An t-eireaball fada

The summer of 1968 left three indelible marks on my fifteen-year-old mind. After hearing of the shooting of Robert Kennedy I went out into our back yard. Using a magnifying glass to focus the sun’s rays, I burnt the date, 6/6/68, into a wooden slat on the side of the garden shed. In July I took the bus into town to see 2001: A Space Odyssey at the Plaza Cinerama. I was so awe-struck by the film I went back to see it twice within a fortnight. Then in August I heard “Hey Jude” for the first time. I was, of course, aware of the Beatles before I heard their new single on the radio. A few years earlier, on another visit to the cinema with my father, I had seen them perform “She Loves You” in a colour film of one of their concerts. Whether it was the sight of Paul and George shaking their mop-tops while they “oohed” loudly into the microphone, or hearing those closing “Yeah, yeah” harmonies, I was left giddy with excitement. By 1967 I was interested in the opposite sex and went to my firs

Na seascaidí scóipiúla

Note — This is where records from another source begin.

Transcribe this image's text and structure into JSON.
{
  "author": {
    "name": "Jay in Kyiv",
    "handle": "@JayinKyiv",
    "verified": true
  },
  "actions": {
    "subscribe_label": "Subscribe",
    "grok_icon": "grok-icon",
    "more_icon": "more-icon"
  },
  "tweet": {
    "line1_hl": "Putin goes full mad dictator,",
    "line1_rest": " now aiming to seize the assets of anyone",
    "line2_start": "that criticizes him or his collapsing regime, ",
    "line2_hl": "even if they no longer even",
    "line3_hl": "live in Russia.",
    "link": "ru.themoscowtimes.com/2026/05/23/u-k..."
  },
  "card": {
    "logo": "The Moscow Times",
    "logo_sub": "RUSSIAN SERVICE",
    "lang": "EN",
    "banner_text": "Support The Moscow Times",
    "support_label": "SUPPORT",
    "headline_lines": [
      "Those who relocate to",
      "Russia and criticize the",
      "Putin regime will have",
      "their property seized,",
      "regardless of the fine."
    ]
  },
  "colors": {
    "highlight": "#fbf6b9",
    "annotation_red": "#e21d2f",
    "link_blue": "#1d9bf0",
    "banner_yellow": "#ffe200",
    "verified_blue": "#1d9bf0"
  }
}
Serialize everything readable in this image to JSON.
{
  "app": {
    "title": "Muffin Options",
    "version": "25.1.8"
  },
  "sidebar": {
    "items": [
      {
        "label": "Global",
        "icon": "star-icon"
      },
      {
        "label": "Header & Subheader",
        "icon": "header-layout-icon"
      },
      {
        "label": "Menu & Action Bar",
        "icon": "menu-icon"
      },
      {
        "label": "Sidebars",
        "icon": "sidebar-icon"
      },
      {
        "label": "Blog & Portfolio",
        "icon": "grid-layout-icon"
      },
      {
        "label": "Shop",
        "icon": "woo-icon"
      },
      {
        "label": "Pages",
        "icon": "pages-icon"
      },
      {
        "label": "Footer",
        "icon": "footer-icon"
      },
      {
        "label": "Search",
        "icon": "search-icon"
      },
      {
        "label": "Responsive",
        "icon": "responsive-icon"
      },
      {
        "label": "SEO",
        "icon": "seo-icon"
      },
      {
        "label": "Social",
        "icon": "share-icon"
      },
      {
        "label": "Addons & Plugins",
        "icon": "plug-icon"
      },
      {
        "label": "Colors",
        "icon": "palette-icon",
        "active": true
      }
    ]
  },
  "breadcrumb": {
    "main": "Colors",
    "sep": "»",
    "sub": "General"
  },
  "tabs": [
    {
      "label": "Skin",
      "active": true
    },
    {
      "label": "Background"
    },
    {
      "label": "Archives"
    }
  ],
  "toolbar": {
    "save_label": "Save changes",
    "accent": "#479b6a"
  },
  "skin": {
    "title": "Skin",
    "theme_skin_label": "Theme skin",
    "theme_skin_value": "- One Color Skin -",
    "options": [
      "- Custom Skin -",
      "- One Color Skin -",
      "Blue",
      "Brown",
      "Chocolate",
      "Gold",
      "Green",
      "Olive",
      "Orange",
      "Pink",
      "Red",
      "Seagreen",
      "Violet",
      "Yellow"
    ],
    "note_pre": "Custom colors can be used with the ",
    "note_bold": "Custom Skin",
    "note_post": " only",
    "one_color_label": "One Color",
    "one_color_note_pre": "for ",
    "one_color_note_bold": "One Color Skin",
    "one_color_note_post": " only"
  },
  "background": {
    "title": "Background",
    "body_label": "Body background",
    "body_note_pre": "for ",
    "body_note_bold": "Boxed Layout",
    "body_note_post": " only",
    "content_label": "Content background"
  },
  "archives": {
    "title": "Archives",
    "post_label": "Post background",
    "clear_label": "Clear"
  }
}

"Bliss it was in that dawn to be alive But to be young was very heaven." These famous words by William Wordsworth capture his youthful enthusiasm for the French Revolution. They also sum up the attitude of many who lived through a more recent rebellion against the old order. I refer to the cultural revolution that took place during the 1960s. In later life the zeal that Wordsworth felt for the heady days of his youth waned considerably. As the years go by my own thoughts about the 1960s have also changed. Yes, a lot of great things happened during that time, especially in music. But was it all positive? Historian Arthur Marwick has argued that the sixties cultural revolution altered permanently the "material conditions, lifestyles, family relationships, and personal freedoms for the vast majority of ordinary people".[1] In other words, we are now living in a post-revolutionary world in which the past, i.e. before 1960, really is a 'foreign country'.